2. The email building experience is still improving

Remember that transition phase I mentioned? Well Pardot’s email builder is a great example. Before, Pardot emails were mostly reliant on HTML coding. Only recently did Salesforce release the first drag + drop builder for Pardot.

I think it’s a great start. But it may lack the sophistication of other email builders that your team is used to using.

p.s. Does your org send emails through Salesforce right now? Then you can test drive that new builder! Here’s how it works. (To my admin friends, you can also use it for email alerts.)

3. You may need help getting set up

Pardot’s a powerful tool. But with power comes complexity. If you don’t have a Salesforce Admin and marketing person on staff, you’ll probably need implementation support.

There’s the typical marketing tech stuff to worry about: like IP warming and setting up DKIM/SPF records. But implementing Pardot also requires Salesforce configuration. You’ll probably need a knowledgeable consultant, or someone on staff who can dedicate ALL their time digging into that abyss.
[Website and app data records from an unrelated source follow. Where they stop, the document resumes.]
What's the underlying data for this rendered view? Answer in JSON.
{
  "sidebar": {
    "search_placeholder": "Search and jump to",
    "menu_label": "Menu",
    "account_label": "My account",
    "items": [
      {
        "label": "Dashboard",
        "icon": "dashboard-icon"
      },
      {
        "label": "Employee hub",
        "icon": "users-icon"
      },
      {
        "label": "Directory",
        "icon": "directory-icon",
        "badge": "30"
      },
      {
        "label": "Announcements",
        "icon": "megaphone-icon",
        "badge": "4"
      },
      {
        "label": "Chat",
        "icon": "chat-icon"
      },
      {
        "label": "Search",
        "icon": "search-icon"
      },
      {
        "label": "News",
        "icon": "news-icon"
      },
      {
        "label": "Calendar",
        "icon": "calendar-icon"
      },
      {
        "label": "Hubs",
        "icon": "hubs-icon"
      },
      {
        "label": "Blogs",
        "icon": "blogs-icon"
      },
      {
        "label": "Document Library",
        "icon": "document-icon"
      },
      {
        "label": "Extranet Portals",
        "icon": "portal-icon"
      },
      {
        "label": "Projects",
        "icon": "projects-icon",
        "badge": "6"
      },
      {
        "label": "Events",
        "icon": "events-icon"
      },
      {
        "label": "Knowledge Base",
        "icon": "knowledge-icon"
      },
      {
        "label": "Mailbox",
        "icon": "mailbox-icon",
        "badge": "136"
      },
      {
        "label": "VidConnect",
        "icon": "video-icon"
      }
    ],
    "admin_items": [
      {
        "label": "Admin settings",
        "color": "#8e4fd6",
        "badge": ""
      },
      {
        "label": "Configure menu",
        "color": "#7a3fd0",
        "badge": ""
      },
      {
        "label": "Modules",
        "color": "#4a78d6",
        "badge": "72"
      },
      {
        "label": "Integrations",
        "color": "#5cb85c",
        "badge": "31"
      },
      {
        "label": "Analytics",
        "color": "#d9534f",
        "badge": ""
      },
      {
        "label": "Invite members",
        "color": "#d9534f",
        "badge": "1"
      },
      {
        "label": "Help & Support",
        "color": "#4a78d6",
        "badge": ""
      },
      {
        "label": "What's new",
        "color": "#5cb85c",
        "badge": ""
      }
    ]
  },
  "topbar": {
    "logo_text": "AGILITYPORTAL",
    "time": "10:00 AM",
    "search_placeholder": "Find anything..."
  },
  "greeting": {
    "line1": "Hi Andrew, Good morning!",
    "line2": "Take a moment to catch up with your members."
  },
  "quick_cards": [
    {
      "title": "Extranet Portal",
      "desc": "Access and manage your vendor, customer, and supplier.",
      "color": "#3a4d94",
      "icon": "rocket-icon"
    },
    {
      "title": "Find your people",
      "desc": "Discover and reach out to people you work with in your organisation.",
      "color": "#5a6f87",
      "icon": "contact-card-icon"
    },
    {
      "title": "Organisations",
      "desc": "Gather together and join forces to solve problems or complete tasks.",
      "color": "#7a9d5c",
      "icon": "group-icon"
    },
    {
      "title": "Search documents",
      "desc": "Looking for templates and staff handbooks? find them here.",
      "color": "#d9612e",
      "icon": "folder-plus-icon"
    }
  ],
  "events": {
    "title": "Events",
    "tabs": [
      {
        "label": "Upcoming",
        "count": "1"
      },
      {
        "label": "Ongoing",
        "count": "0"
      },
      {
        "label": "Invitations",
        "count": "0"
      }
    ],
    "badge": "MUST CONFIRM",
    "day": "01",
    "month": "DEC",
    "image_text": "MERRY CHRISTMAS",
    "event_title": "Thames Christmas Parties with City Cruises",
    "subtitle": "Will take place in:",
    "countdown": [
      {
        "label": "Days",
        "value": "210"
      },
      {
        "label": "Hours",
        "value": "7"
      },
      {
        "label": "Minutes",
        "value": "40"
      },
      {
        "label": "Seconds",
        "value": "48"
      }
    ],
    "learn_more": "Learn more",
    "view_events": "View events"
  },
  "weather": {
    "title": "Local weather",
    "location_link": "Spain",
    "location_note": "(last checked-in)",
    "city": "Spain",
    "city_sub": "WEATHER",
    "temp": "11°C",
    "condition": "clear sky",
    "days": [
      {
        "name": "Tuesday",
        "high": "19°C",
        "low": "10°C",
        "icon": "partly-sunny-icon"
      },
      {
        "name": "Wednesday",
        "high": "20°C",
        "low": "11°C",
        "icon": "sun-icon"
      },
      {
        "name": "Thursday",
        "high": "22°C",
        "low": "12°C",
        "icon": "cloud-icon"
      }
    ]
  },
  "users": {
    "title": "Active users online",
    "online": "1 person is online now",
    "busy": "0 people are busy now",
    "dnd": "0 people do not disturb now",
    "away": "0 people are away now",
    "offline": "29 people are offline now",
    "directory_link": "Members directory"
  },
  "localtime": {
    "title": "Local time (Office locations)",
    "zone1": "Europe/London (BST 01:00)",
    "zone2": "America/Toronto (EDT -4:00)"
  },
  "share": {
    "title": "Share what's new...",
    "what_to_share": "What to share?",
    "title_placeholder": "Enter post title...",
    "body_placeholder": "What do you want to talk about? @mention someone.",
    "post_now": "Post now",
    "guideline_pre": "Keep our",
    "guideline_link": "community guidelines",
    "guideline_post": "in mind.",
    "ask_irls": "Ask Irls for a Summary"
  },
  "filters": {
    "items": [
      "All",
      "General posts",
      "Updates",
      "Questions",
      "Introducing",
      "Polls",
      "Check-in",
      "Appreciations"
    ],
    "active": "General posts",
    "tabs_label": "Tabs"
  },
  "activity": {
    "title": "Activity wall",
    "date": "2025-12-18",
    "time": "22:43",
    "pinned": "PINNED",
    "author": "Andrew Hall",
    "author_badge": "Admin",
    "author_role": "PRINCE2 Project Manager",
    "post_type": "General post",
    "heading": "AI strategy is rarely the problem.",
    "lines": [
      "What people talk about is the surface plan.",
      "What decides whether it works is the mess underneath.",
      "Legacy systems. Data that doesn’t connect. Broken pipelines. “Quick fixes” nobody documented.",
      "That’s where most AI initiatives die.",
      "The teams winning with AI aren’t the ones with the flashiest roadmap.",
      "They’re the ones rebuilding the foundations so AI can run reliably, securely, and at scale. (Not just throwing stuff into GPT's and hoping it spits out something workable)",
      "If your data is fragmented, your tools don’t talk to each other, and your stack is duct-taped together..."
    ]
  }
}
4. You may be signing up for a very different support experience

Pardot is a big product with a giant customer base. The good thing about that is the Salesforce Help Center, which is a robust resource for solo troubleshooting. (There are tons of great learning resources out there overall for learning Pardot!)

But what if your team is used to emailing, chatting or even calling your email marketing vendor? Then you’ll want to adjust your expectations, because Pardot Support only allows for cases submitted through the Salesforce ticketing platform. And those can take a few days.

p.s. For customers who can swing it, Pardot does offer a premier support option. I can’t speak to that, but I trust The Spot for Pardot‘s take on this subject.

 So is Pardot worth it?

Frankly, I stand by Pardot. The automation options/ functionality is superb. And the Salesforce connectivity is the stuff of admin dreams.

If those things are high-priority ticket items AND if your org has the budget/staff capacity for it, then Pardot is worth consideration.

Otherwise? Just remember the platform isn’t your typical email marketing tool. It may have more features than your org needs/can leverage!

p.s. While I do wish the Support reality was different, it’s admittedly rare that I come across an issue I can’t Google my way out of.

Want to learn more about Pardot?

If you’re a Salesforce customer, log in to find the Pardot sub group in the Power of Us Hub (online nonprofit community of Salesforce customers). You can also check out the hub’s documentation on Pardot.

And if you’ve got any other questions, please drop them in the comments below!

Share your thoughts!